Other languages and regular expression libraries also use Perl terms. When using regular expression classes in the. Net framework, you can activate a single line pattern with statements like regex. Match (“string”, “regex”, regexoptions. Singleline)

Conservative use of dot “.”

The point sign is the most powerful metacharacter. It allows you to be lazy: with a dot, you can match almost all the characters. But the problem is that it also often matches characters that shouldn’t be matched.

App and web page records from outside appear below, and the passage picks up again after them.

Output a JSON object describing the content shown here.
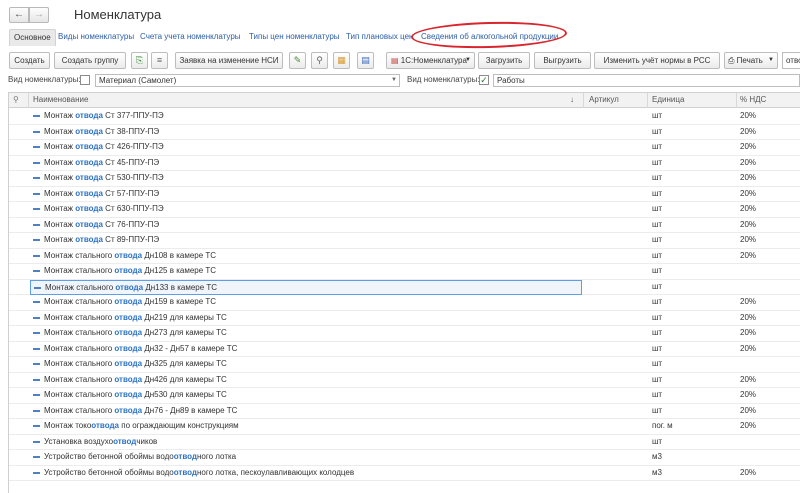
{
  "window": {
    "title": "Номенклатура",
    "nav_back": "←",
    "nav_forward": "→"
  },
  "tabs": [
    {
      "label": "Основное"
    },
    {
      "label": "Виды номенклатуры"
    },
    {
      "label": "Счета учета номенклатуры"
    },
    {
      "label": "Типы цен номенклатуры"
    },
    {
      "label": "Тип плановых цен"
    },
    {
      "label": "Сведения об алкогольной продукции"
    }
  ],
  "toolbar": {
    "create": "Создать",
    "create_group": "Создать группу",
    "request_nsi": "Заявка на изменение НСИ",
    "dropdown_1c": "1С:Номенклатура",
    "load": "Загрузить",
    "unload": "Выгрузить",
    "change_rss": "Изменить учёт нормы в РСС",
    "print": "Печать",
    "search_value": "отво"
  },
  "filters": {
    "kind_label": "Вид номенклатуры:",
    "kind_value": "Материал (Самолет)",
    "kind2_label": "Вид номенклатуры:",
    "kind2_value": "Работы",
    "kind2_check": "✓"
  },
  "table": {
    "headers": {
      "name": "Наименование",
      "article": "Артикул",
      "unit": "Единица",
      "vat": "% НДС",
      "sort": "↓"
    },
    "highlight_color": "#2b72c2",
    "selection_color": "#5c9ee8",
    "rows": [
      {
        "pre": "Монтаж ",
        "hl": "отвода",
        "post": " Ст 377-ППУ-ПЭ",
        "unit": "шт",
        "vat": "20%"
      },
      {
        "pre": "Монтаж ",
        "hl": "отвода",
        "post": " Ст 38-ППУ-ПЭ",
        "unit": "шт",
        "vat": "20%"
      },
      {
        "pre": "Монтаж ",
        "hl": "отвода",
        "post": " Ст 426-ППУ-ПЭ",
        "unit": "шт",
        "vat": "20%"
      },
      {
        "pre": "Монтаж ",
        "hl": "отвода",
        "post": " Ст 45-ППУ-ПЭ",
        "unit": "шт",
        "vat": "20%"
      },
      {
        "pre": "Монтаж ",
        "hl": "отвода",
        "post": " Ст 530-ППУ-ПЭ",
        "unit": "шт",
        "vat": "20%"
      },
      {
        "pre": "Монтаж ",
        "hl": "отвода",
        "post": " Ст 57-ППУ-ПЭ",
        "unit": "шт",
        "vat": "20%"
      },
      {
        "pre": "Монтаж ",
        "hl": "отвода",
        "post": " Ст 630-ППУ-ПЭ",
        "unit": "шт",
        "vat": "20%"
      },
      {
        "pre": "Монтаж ",
        "hl": "отвода",
        "post": " Ст 76-ППУ-ПЭ",
        "unit": "шт",
        "vat": "20%"
      },
      {
        "pre": "Монтаж ",
        "hl": "отвода",
        "post": " Ст 89-ППУ-ПЭ",
        "unit": "шт",
        "vat": "20%"
      },
      {
        "pre": "Монтаж стального ",
        "hl": "отвода",
        "post": " Дн108 в камере ТС",
        "unit": "шт",
        "vat": "20%"
      },
      {
        "pre": "Монтаж стального ",
        "hl": "отвода",
        "post": " Дн125 в камере ТС",
        "unit": "шт",
        "vat": ""
      },
      {
        "pre": "Монтаж стального ",
        "hl": "отвода",
        "post": " Дн133 в камере ТС",
        "unit": "шт",
        "vat": "",
        "selected": true
      },
      {
        "pre": "Монтаж стального ",
        "hl": "отвода",
        "post": " Дн159 в камере ТС",
        "unit": "шт",
        "vat": "20%"
      },
      {
        "pre": "Монтаж стального ",
        "hl": "отвода",
        "post": " Дн219 для камеры ТС",
        "unit": "шт",
        "vat": "20%"
      },
      {
        "pre": "Монтаж стального ",
        "hl": "отвода",
        "post": " Дн273 для камеры ТС",
        "unit": "шт",
        "vat": "20%"
      },
      {
        "pre": "Монтаж стального ",
        "hl": "отвода",
        "post": " Дн32 - Дн57 в камере ТС",
        "unit": "шт",
        "vat": "20%"
      },
      {
        "pre": "Монтаж стального ",
        "hl": "отвода",
        "post": " Дн325 для камеры ТС",
        "unit": "шт",
        "vat": ""
      },
      {
        "pre": "Монтаж стального ",
        "hl": "отвода",
        "post": " Дн426 для камеры ТС",
        "unit": "шт",
        "vat": "20%"
      },
      {
        "pre": "Монтаж стального ",
        "hl": "отвода",
        "post": " Дн530 для камеры ТС",
        "unit": "шт",
        "vat": "20%"
      },
      {
        "pre": "Монтаж стального ",
        "hl": "отвода",
        "post": " Дн76 - Дн89 в камере ТС",
        "unit": "шт",
        "vat": "20%"
      },
      {
        "pre": "Монтаж токо",
        "hl": "отвода",
        "post": " по ограждающим конструкциям",
        "unit": "пог. м",
        "vat": "20%"
      },
      {
        "pre": "Установка воздухо",
        "hl": "отвод",
        "post": "чиков",
        "unit": "шт",
        "vat": ""
      },
      {
        "pre": "Устройство бетонной обоймы водо",
        "hl": "отвод",
        "post": "ного лотка",
        "unit": "м3",
        "vat": ""
      },
      {
        "pre": "Устройство бетонной обоймы водо",
        "hl": "отвод",
        "post": "ного лотка, пескоулавливающих колодцев",
        "unit": "м3",
        "vat": "20%"
      }
    ]
  }
}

I’ll give you a simple example. Let’s see how to match a date with the format mm / DD / YY, but we want to allow the user to choose the separator. One solution that will come to mind soon is < < D \ D. \ D \ D. \ D \ d > >. It looks like it matches the date “02 / 12 / 03”. The problem is that 02512703 will also be considered a valid date.

It looks like a better solution. Remember that point numbers are not metacharacters in a character set. This scheme is far from perfect. It will match “99 / 99 / 99”. And < [0-1] \ d [- /. [0-3] \ d [- /.] \ D \ d > > goes further. Although he will match “19 / 39 / 99”. How perfect you want your regular expressions to be depends on what you want to achieve. If you want to verify user input, you need to be as perfect as possible. If you just want to analyze a known source, and we know that there is no wrong data, it is enough to use a better regular expression to match the characters you want to search.

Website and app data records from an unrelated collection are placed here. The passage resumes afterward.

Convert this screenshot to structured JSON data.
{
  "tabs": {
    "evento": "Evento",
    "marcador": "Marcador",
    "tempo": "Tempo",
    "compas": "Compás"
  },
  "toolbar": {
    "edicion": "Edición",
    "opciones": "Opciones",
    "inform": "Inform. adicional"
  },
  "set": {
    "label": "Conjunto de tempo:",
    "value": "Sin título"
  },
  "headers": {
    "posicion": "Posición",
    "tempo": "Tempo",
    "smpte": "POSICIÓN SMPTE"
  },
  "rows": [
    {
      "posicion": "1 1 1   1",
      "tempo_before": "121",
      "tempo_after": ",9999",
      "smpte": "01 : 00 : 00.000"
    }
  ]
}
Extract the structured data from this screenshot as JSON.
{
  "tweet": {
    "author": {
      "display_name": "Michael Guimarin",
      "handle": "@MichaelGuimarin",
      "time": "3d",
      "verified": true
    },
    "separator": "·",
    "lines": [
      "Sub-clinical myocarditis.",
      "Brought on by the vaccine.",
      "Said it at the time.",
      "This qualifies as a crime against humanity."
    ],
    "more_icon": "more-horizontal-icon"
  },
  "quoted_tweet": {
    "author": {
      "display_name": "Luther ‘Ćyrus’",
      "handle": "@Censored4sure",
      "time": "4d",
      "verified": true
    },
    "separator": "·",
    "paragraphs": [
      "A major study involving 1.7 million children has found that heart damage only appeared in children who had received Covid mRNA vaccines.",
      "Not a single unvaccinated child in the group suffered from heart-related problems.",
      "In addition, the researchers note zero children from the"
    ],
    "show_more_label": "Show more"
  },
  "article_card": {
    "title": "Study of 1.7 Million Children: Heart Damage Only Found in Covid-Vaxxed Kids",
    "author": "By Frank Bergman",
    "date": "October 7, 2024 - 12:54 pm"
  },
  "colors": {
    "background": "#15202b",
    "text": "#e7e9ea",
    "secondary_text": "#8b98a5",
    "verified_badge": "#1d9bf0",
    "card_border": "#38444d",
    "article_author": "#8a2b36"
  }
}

8. Anchoring of string start and end

Unlike regular expression symbols, anchors don’t match any characters. Instead, they match the position before or after the character. “^” matches the position before the first character of a line string. < ^ a > > will match a in the string “ABC”. < ^ b > > will not match any characters in “ABC”.

Similarly, $matches the position after the last character in the string. So < < C $> > matches C in “ABC”.

(1) Application of anchoring

It is very important to use anchors when verifying user input in programming languages. If you want to verify that the user’s input is an integer, use < ^ \ D + $> >.

In user input, there are often redundant leading or ending spaces. You can use < ^ \ s * > > and < < s * $> > to match leading or ending spaces.

(2) Use “^” and “$” as line start and end anchors

If you have a string that contains more than one line. For example: “first line \ n \ rsecond line” (where \ n \ R represents a new line character). It is often necessary to treat each line separately rather than the entire string. Therefore, almost all regular expression engines provide an option to extend the meaning of both anchors. “^” can match the starting position of the string (before f) and the following position of each new line character (between \ n \ R and s). Similarly, $matches the end of the string (after the last E) and the front of each new line character (between E and \ n \ R).

In. Net, when you use the following code, you will define the position before and after each new line character: regex. Match (“string”, “regex”, regexoptions. Multiline)

Application: String STR = regex.replace (original, “^”, “>”, regexoptions. Multiline) — will insert “>” at the beginning of each line.

(3) Absolute anchoring

Only the start position of the whole string is matched, and only the end position of the whole string is matched. Even if you use the multiline mode, < a > > and < < z > > never match the new line character.

Even if \ Z and $only match the end of the string, there is an exception. If the string ends with a new line character, then \ Z and $will match the position before the new line character, not the end of the entire string. This “improvement” was introduced by Perl and followed by many regular expression implementations, including Java,. Net, etc. If you apply < ^ [A-Z] + $> > to “Joe \ n”, the match result is “Joe” instead of “Joe \ n”.

The above is a detailed introduction to regular expression, hoping to help you better understand regular expression.